"We were going to have in the neighborhood of 150,000, people who were going to lose their benefits," said Dave Wells, policy director of the Grand Canyon Institute. Home - Grand Canyon Institute
He said legislators are hoping that extension buys time for the economy to recover sufficiently so "that folks can start moving into regular work again."
The deal also includes:
- $300 weekly unemployment supplements to regular unemployment and PUA payment
- One-time $600 direct payments to adults who made less than $75,000 if single and $150,000 if married
- One-time $600 direct payments for each qualifying child under 17-years-old
But some Arizonans are still waiting on benefits from the first round of CARES Act funds to be distributed.
Maulik Mistry, of Mesa, said while his family did receive the initial $1200 stimulus check, he has been attempting to collect PUA unemployment benefits through the Arizona Department since schools closed in March.
He was working as a substitute teacher and said after being denied for regular unemployment he filed for PUA when it became available. Mistry said he's been filing every week since and has never received a payment.
"I've tried to call. It refers me to the website. The website refers you back to calling in but there's all automated systems," he said. "There is no one live to be able to talk to."
Mistry who has diabetes is home with his son for online school, while his wife who has asthma is back to teaching in person.
He said with their medical bills a stimulus check won't last long.
"It's enough to buy some medications, but not enough to sustain or help," he said.
A group that is not addressed in the latest federal legislation are the underemployed.
"These folks have in general seen their hours cut from about 31 to 19 hours. And in this state, they don't qualify for anything," Wells said.

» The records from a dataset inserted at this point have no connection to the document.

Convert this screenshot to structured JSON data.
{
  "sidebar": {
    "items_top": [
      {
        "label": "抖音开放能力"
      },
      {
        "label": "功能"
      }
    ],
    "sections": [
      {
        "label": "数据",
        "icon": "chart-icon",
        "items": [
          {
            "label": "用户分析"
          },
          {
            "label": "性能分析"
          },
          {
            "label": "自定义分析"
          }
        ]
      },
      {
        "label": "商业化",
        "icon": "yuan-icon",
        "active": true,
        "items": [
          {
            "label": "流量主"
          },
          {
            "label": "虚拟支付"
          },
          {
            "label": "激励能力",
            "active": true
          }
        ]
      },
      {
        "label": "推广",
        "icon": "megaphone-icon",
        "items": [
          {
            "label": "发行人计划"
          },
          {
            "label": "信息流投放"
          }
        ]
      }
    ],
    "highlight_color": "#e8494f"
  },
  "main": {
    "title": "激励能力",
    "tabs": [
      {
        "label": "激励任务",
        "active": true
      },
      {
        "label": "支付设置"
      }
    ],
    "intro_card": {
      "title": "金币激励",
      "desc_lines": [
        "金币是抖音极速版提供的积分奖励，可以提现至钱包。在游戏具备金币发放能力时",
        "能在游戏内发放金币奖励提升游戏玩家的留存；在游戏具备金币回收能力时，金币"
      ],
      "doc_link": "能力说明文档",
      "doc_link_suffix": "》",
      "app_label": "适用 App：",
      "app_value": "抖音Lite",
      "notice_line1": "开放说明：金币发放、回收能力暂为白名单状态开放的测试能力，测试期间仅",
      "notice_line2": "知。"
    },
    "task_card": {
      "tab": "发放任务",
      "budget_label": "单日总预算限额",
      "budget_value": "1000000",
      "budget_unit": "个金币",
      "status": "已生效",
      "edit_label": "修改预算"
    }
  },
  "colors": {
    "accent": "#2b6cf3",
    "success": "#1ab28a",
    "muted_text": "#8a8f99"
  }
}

The Institute estimates 90,000 Arizonans fall into a category where they have gone back to work part-time and make too much to qualify for unemployment but not enough to pay their bills.
Wells said that could be corrected for most if Governor Ducey raised the earned income allowance--or the amount that unemployment recipients can earn before losing benefits--to $160 per week. Right now, people can earn $30 per week before unemployment benefits are subtracted dollar for dollar.
"The idea here is to reward people's efforts to try to maintain work and stay connected to employers, but not and not penalize them financially," Wells said.
The deal also includes a one-month extension of the moratorium on evictions enacted by the Centers for Disease Control (CDC) through January 31. As well as $25 billion for eviction prevention programs, of which the National Low Income Housing Coalition estimates that Arizona will receive $484,518,000.